post-civil war society, the only way to create and maintain peace is to get conflict parties or more generally, various political actors, to deal with their issues or conflicts within the bounds of democratic institutions. However, if these institutions are dysfunctional or non-existent, uncivil structures and channels will be chosen. This brings us to the next crucial step: the state’s challenge to eliminate uncivil repertoires of political behavior and expression as a precondition for democracy. Only by blocking alternatives can the “relevance of the common democratic institutions” (Gromes: 2005a: 2) be strengthened. In the wake of democratic opening, not only have pro-democratic civil society organizations mushroomed, but ‘uncivil’ society groups have come increasingly to the fore as well. Even (or especially) after the formal democratization of society, violence in various forms characterizes Indonesia’s socio-political climate. The dividing lines are blurred between political, privatized, and criminal violence. On the non-state level, violence is executed by self-defense or self-protection groups (vigilantism), militias, fundamentalist religious groups, terrorist groups, and many more. Many studies on Indonesia’s political transition after 1998 focus on the

state’s role, elites, and the military (Emmerson 1999, Manning/van Diermen 2000, Forrester 1999, Baker et al. 1999, Mietzner 1999 and 2002, Kingsbury 2003, etc.). Only few deal with the role of civil society (Hadiwinata 2003, Nyman 2006, Hefner 2000, Falaakh 2001, Azra 2003), however, chiefly limiting their observations and assessment to case studies of social movements and pro-democracy actors, i.e. the ‘good’ side of civil society. While transition research has produced numerous studies on the positive

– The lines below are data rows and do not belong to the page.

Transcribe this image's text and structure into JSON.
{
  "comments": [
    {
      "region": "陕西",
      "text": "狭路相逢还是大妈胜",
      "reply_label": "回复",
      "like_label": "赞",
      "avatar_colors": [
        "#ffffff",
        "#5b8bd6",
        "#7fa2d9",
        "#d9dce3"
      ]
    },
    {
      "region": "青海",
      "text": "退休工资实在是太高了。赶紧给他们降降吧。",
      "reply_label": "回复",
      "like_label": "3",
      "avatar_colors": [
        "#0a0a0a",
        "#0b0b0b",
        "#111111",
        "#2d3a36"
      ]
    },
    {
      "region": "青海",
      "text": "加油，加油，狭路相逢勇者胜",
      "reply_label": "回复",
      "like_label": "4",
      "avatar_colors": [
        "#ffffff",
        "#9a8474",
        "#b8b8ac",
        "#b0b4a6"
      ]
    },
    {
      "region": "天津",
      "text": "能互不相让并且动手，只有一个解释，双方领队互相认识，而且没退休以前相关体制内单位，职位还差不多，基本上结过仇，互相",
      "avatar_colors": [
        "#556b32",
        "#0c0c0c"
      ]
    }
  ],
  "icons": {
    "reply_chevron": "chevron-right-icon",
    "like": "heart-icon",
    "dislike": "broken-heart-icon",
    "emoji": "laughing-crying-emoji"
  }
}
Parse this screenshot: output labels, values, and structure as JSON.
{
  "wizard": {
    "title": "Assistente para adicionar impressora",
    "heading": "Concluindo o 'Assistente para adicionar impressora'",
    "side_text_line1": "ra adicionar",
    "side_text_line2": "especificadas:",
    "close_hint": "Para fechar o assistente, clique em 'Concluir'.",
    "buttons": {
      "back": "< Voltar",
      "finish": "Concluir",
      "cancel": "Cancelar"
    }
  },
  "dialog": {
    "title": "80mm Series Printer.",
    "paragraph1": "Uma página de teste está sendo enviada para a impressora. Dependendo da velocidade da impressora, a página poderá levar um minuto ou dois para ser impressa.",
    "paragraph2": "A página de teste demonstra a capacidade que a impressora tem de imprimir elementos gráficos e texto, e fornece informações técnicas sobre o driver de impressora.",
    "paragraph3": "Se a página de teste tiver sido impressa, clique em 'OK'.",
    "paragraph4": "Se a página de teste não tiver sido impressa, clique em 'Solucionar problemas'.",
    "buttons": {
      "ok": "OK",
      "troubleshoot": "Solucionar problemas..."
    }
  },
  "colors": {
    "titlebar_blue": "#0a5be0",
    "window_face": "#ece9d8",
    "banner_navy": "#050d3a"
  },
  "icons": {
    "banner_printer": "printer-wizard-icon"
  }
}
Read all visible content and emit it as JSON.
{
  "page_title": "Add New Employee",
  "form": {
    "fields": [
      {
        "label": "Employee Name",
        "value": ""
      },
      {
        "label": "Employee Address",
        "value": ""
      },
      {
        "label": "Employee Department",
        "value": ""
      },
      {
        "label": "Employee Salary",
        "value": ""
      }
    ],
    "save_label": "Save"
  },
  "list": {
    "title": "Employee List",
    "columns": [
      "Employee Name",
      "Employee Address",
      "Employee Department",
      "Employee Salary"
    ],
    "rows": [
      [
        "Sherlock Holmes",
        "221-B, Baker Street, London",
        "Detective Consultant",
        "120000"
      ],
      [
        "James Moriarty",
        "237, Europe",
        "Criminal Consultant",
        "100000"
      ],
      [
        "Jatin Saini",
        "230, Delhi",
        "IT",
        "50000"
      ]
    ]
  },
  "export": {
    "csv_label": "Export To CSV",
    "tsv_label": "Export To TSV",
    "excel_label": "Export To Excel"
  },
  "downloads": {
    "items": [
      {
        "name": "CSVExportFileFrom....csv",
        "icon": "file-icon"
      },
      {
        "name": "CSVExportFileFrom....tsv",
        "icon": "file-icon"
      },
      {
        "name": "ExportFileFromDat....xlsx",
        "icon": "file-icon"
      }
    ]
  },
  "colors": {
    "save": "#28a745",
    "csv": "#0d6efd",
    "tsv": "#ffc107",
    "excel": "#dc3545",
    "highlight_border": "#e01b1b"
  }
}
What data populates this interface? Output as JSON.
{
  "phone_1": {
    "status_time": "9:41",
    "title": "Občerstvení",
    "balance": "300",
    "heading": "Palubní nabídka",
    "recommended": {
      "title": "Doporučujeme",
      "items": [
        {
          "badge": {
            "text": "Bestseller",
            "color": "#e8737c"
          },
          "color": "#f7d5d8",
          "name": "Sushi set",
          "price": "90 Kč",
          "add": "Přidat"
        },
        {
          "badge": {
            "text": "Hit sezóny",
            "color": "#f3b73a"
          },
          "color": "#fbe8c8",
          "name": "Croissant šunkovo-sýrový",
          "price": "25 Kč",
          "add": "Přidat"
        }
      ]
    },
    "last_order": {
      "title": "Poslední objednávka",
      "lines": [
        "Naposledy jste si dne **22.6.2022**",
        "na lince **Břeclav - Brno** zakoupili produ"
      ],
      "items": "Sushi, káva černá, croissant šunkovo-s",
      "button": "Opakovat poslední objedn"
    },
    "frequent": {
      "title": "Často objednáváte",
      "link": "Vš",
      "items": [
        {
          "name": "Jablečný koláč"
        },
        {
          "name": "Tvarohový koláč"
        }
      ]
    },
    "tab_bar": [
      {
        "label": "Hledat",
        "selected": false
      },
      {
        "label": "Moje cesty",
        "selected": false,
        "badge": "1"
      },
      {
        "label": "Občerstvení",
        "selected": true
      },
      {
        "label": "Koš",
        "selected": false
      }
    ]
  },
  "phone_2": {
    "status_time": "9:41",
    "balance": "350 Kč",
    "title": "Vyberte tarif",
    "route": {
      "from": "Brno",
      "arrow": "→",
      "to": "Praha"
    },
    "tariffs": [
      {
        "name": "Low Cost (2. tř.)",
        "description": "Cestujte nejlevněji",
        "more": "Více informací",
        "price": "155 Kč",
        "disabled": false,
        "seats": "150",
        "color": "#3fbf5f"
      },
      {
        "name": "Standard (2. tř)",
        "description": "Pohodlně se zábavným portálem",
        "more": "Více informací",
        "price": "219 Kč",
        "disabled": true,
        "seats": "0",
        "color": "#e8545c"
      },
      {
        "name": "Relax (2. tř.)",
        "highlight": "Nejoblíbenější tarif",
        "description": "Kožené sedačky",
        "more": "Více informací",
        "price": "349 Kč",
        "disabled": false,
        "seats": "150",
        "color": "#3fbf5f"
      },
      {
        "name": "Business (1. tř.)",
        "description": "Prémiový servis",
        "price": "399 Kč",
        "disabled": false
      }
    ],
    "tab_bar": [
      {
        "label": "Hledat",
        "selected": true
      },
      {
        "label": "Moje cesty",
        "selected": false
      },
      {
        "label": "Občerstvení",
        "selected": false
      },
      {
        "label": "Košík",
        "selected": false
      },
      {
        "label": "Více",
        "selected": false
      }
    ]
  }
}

effects of civil society on democratization processes, only few deal with the possible threat emanating from those parts of civil society that are marked by a “civic deficit” (Boussard 2002: 160). However, we have to accept the fact that the sphere between market and state is populated by a wide range of diverse actors, among them some with ambiguous agendas, using partly uncivil methods to achieve them.